Exercise aim — Please copy every line of the records below that holds the word "text".

== Entries provided ==

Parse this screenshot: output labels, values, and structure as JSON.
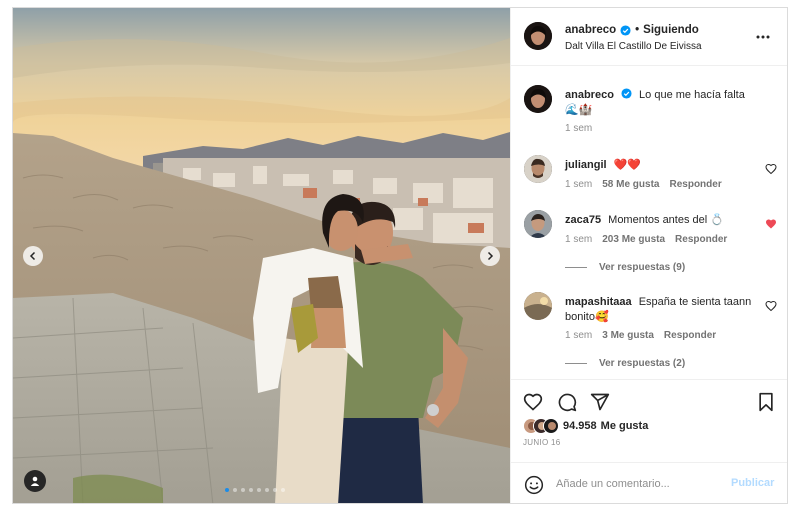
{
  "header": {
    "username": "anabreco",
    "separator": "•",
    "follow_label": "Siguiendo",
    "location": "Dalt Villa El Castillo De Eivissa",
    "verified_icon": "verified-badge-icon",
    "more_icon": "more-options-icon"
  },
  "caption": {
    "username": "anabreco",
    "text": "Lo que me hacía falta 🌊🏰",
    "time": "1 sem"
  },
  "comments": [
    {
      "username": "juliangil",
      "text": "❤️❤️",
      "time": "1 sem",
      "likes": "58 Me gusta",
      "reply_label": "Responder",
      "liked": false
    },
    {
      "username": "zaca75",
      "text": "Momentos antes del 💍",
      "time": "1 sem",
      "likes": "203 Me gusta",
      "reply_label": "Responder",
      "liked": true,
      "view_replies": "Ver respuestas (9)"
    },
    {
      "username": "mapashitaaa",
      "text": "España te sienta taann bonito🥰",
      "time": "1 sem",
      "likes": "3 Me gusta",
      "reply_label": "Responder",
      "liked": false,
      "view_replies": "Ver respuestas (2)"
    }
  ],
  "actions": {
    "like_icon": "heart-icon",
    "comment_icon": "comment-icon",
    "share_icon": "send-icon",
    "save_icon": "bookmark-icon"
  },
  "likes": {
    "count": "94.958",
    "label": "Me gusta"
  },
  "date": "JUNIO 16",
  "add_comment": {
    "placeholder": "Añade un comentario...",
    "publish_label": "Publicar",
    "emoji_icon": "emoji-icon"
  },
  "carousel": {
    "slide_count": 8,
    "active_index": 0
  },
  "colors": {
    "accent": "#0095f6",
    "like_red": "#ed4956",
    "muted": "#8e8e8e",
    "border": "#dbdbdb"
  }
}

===

Result of the exercise —
    "text": "Lo que me hacía falta 🌊🏰",
      "text": "❤️❤️",
      "text": "Momentos antes del 💍",
      "text": "España te sienta taann bonito🥰",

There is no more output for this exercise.